Triggers BETA

    Triggers are but one of the three building blocks that make up next-generation Slack apps. You will encounter all three as you walk the path of building your Slack app:

    1. Functions are what define the actions of your app
    2. Workflows are made up of Functions
    3. Triggers are how Workflows are executed (⬅️ you are here)

    Since Triggers kick off Workflows, you need to have a Workflow before you can create a Trigger. Acquaint yourself with the documentation on Workflows, then head back here. We’ll wait!

    Once you’ve created a Workflow, you can dive into the guide below!


    Create a Trigger

    Triggers can be added to Workflows in two ways:

    • You can add Triggers with the CLI. These static Triggers are created only once. You create them with the Slack CLI, attach them to your app’s Workflow, and that’s that.

    • You can add Triggers at runtime. These dynamic Triggers are created at any step of a Workflow so they can incorporate data acquired from other Workflow steps.

    Create a Trigger with the CLI

    1. Create a Trigger File

    Triggers created with the CLI are designed using Trigger Files. The Trigger File you create will supply the information about how you want your Trigger to work. For Bolt for JavaScript apps, you will need to create JSON trigger files.

    The specifics of the Trigger File’s structure will depend on what type of Trigger you want to use.

    The Hello World app from the Bolt for JavaScript starter template uses a Link Trigger, which is one of several Trigger types. You can view its Trigger File here.

    2. Run the trigger create command

    Use the trigger create command to create your desired Trigger by pointing to a Trigger File.

    slack trigger create --trigger-def "path/to/trigger.json"
    

    💡 In order to run the trigger and launch the full workflow, your application must be running via slack run.

    Slack CLI built-in documentation
    Use slack trigger --help to easily access information on the trigger command’s flags and subcommands.

    Create a Trigger at runtime

    The logic of a runtime Trigger lies within a Function’s code. The specific payload is dependent on the type of Trigger you use.

    Within your manifest/functions folder, you’ll have the Functions that are the steps making up your Workflow. Within this folder is where you can create a Trigger within the relevant <function>.js file.

    The create method for runtime Triggers takes the form of client.workflows.triggers.create(). Within that method you can leverage inputs acquired in previous steps (i.e. with Functions) within the Workflow.

    const triggerResponse = await client.workflows.triggers.create({
      type: "shortcut",
      name: "My Trigger",
      workflow: "#/workflows/my_workflow",
      inputs: {
        input_name: {
          value: "value",
        }
      }
    });
    

    The response will have a property called ok. If true, then the Trigger was created, and the trigger property will be populated.

    Your response will include a trigger.id; be sure to store it! You will use that to update or delete the Trigger if need be.

    Development and production Triggers

    The Triggers you create when you’re running your app locally in a development environment (with the slack run command) will not work when you deploy your app. You’ll need to create any Triggers again with the CLI.
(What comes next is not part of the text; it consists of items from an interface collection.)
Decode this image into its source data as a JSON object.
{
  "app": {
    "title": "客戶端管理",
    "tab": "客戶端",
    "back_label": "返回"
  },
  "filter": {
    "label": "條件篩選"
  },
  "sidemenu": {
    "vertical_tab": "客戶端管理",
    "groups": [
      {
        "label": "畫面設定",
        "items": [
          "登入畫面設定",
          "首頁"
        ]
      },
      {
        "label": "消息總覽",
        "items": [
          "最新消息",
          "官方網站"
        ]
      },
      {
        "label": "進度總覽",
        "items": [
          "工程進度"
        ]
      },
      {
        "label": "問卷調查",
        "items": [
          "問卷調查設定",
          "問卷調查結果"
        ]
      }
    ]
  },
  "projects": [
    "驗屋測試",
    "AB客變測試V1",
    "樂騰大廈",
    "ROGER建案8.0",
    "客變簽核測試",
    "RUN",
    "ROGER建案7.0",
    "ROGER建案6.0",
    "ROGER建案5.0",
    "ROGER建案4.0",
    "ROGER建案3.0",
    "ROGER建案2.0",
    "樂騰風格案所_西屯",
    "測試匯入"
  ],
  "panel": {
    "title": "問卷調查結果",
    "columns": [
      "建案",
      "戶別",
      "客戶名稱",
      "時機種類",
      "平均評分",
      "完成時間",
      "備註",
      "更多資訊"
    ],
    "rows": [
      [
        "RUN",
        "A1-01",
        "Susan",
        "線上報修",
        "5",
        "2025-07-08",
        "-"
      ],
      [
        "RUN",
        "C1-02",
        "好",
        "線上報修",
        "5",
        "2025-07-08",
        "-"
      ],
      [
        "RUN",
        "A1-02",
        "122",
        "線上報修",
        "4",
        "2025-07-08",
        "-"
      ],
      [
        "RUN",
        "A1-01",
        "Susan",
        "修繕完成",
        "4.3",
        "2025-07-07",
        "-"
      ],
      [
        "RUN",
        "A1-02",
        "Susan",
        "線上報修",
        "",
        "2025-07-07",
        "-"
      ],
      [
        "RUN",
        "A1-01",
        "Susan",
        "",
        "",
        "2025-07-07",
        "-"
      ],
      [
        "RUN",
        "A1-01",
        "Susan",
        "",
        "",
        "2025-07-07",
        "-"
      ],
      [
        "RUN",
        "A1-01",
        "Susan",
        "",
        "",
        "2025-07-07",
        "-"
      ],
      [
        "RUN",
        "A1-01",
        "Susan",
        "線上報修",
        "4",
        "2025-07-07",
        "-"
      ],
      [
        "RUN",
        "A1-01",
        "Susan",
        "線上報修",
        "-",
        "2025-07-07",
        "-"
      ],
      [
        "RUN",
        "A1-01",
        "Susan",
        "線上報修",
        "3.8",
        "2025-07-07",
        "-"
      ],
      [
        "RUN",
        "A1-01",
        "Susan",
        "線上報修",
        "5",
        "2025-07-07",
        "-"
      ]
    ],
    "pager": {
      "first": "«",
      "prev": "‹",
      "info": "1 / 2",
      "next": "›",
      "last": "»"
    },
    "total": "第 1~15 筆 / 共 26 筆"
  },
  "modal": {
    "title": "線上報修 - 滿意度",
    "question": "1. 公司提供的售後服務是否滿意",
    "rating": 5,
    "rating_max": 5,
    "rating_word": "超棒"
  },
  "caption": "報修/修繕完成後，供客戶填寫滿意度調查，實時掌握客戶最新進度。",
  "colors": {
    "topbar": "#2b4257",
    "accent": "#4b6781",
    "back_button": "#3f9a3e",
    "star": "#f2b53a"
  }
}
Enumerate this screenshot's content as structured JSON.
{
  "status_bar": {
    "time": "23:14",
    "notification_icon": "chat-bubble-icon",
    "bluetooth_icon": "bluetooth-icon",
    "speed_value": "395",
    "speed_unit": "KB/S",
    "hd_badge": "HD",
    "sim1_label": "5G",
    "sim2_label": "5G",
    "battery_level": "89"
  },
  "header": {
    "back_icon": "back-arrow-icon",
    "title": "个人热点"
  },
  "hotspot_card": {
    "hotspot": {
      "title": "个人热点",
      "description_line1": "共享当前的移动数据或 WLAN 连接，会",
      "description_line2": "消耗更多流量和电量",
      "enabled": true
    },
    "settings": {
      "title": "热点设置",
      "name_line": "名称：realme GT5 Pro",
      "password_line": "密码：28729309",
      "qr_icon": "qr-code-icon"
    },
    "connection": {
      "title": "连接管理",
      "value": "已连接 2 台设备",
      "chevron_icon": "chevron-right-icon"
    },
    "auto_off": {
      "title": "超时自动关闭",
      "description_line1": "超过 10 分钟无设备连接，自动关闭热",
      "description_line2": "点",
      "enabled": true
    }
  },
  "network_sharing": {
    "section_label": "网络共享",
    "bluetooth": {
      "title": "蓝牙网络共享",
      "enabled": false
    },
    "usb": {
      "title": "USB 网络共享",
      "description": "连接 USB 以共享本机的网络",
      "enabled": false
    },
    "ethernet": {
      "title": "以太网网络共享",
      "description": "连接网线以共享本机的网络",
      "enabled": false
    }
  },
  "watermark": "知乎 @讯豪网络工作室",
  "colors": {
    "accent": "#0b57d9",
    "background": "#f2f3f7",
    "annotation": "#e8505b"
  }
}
    Update a Trigger

    Make an update to a preexisting Trigger by using the slack trigger update command. Provide the same payload you used to create the trigger in its entirety, in addition to the Trigger ID.

    slack trigger update --trigger-id Ft123ABC --trigger-def "path/to/trigger.json"
    

    Delete a Trigger

    You can delete a Trigger with the slack trigger delete command.

    slack trigger delete --trigger-id FtABC123
    

    Trigger types

    There are four types of Triggers, each one having its own specific implementation. To learn more about each trigger, visit the linked pages below.

    Trigger Type Use case
    Link Triggers Invoke a Workflow from anywhere in Slack
    Scheduled Triggers Invoke a Workflow at specific time intervals
    Event Triggers Invoke a Workflow when a specific event happens in Slack
    Webhook Triggers Invoke a Workflow when a specific URL receives a POST request

    Manage access

    A newly created Trigger will only be accessible to others inside a workspace once its creator has granted access.

    To manage what user (or many users) have access to run your Triggers, you’ll use the slack trigger access command.

    To learn more about this, visit the guide here.


    Conclusion

    And that’s the end of our triumphant trek learning about Triggers!

    If you want to see Triggers in action with their pals, the Function and the Workflow, check out our sample Hello World app. For a more complex example, you can take a look at our Request Time Off app and its end-to-end tutorial.